5 of 5 thought this review was well written
Last summer I had the displeasure of seeing the band Eleventyseven live. I was at a summer music festival and I saw that very unique name on the program and thought it might be cool to check them out. I didn’t have anything else to do at that time so me and my friends went to the stage. When we got there, there was a decent amount of people there and I was thinking that this would be an alright concert. But then the music started playing and I realized that I couldn’t have been more wrong. What I was listening to was pop-punk at its worse. I’m not going to get into details about the concert but they did do a horrible cover of the Backstreet Boys that involved what they classified as screaming. But enough of that, Eleventyseven is a 3 piece pop-punk band that has its roots in Greenville, South Carolina. This CD And The Land Of Fake Believe is their first release off of their record label Flicker Records.
Matt Langston: Guitar Vocals
Caleb Satterfield: Bass/Vocals

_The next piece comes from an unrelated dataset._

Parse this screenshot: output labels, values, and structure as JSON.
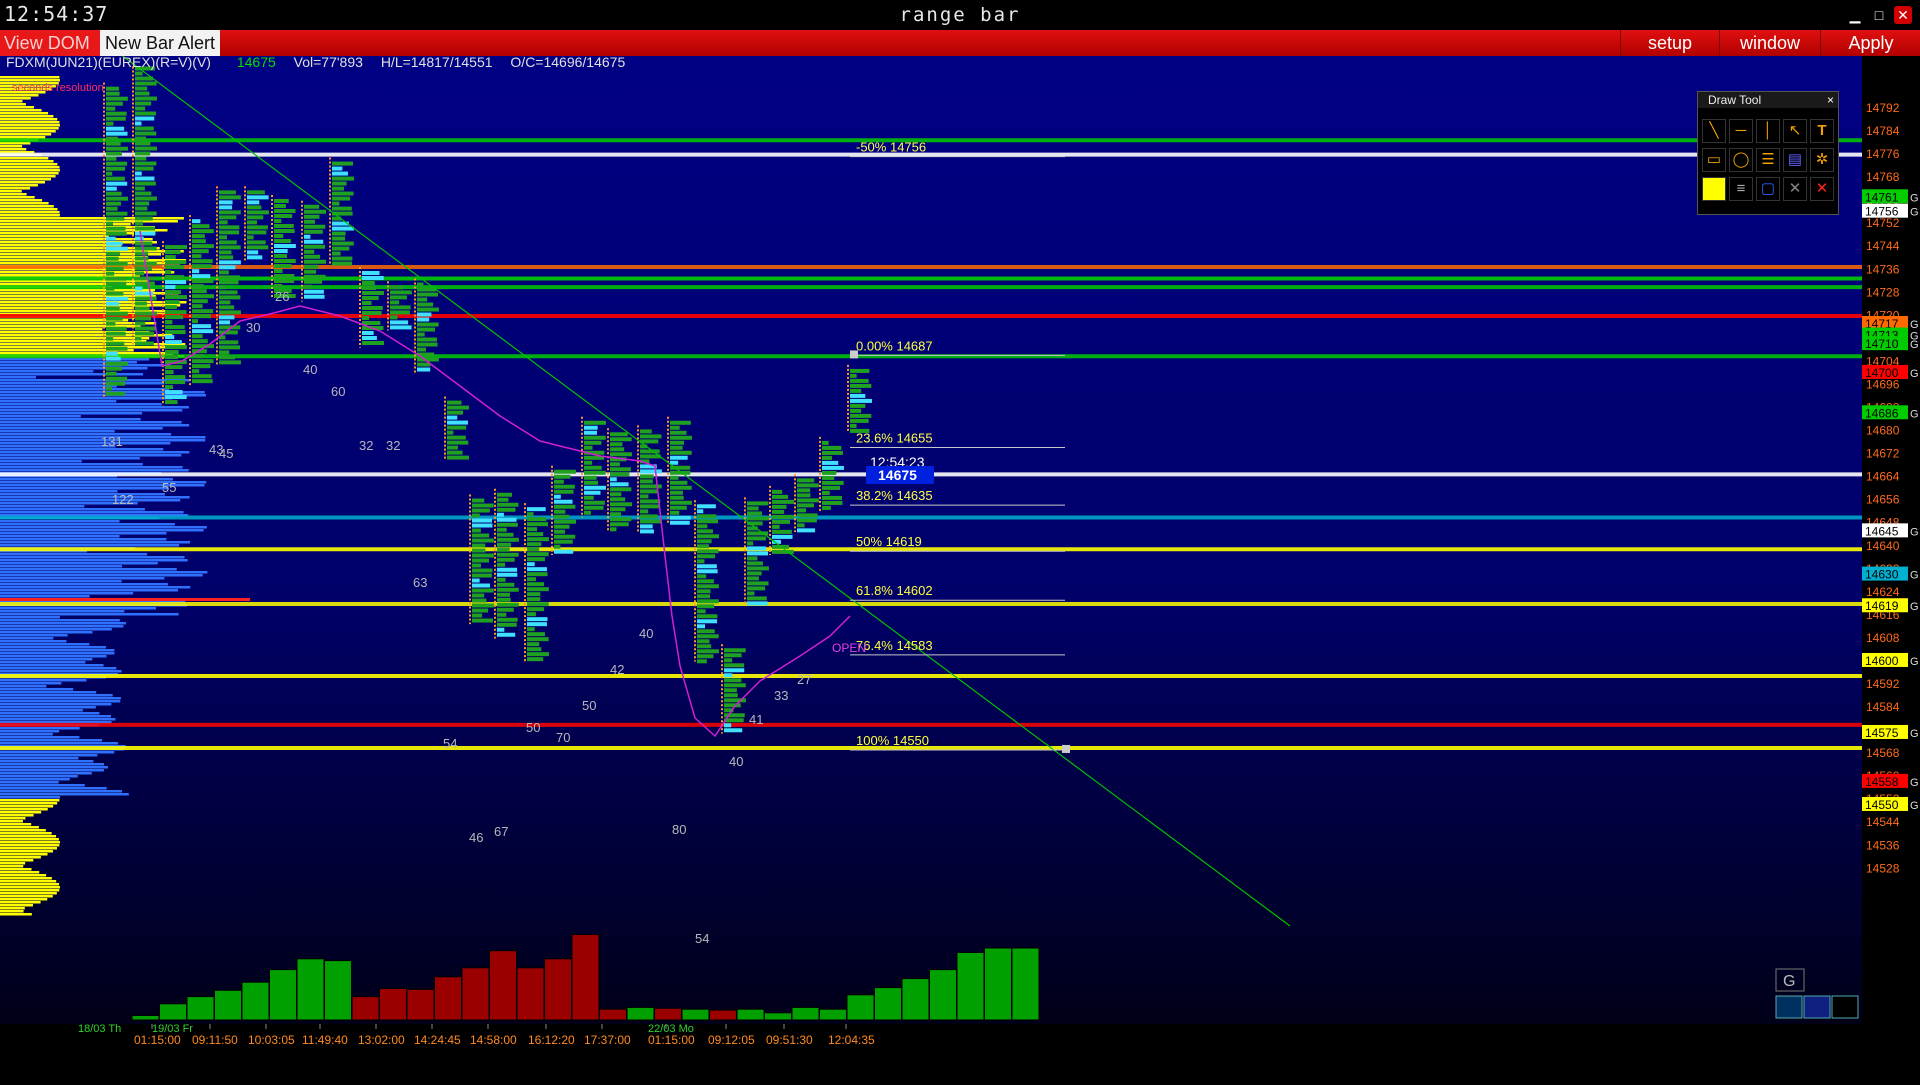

Jonathan Stephens: Drums/Vocals
If the album name isn’t enough to warn you that this might be a tad ridiculous you could just flip the CD over and look at the names of the songs. A few highlights include Nostalglatopia, The Unicorn Revolt, or Teenage Heartbreak. But as soon as you get the courage to pop this CD in, it just takes that to a whole new level. The vocals are usually higher then you think many males should be allowed to reach. And if you actually listen to the lyrics they are usually singing about some of the stupidest things. Let’s take for example the creative single “Myspace”
“Tell me all about yourself tell me all about you favorite band. How their super-indie-neo-hardcore.”
Or another line; “cuz I could know everything thing about you and know nothing at all”
See they’re talking about Myspace and that they can know everything that you say about you but it might not be true. See they’re just like us, they use Myspace. And that’s not the only area where And The Land Of Fake Believe falls flat on its face.
When dealing with pop-punk bands they are usually not the most creative or technically sound, but they can catch you off guard sometimes. But with Eleventyseven you see the lack of creativity more often then not. Sure you can get some pretty cool guitar parts from time to time. (See A Stellar Sayonara or the intro to Myspace.) While this band's guitarist might have a few highlights, the drums on the other hand really don’t. But if you listen to just a single song you would think, “This guy has some pretty good drum chops” but then you listen to the rest of the CD and you’re like “Hey I heard this on the last song, and the song before that.” But that one drum beat he rehashes is pretty cool.
But not everything on this album is bad. It has some redeeming qualities. The biggest redeeming quality is that they can definitely write a song that can be stuck in your head for a long time. With about ¾ of the song here you get songs that really can’t get out of your head or songs that you can’t stop singing even if you think they are obnoxious. I also touched on the singing before and it actually can grow on you in a weird sort of a way. He does sing high and does sing about God a lot but there are most definitely worse vocalists out there.
Overall this is an album that does what it tries to do. It’s catchy and it has a positive message. This band really won’t make people want to get into the genre and it definitely wont’ be for people that live by this genre. It’s probably for people who really don’t really care for the musicianship that much but for people who just want to have a good time and a fun listen.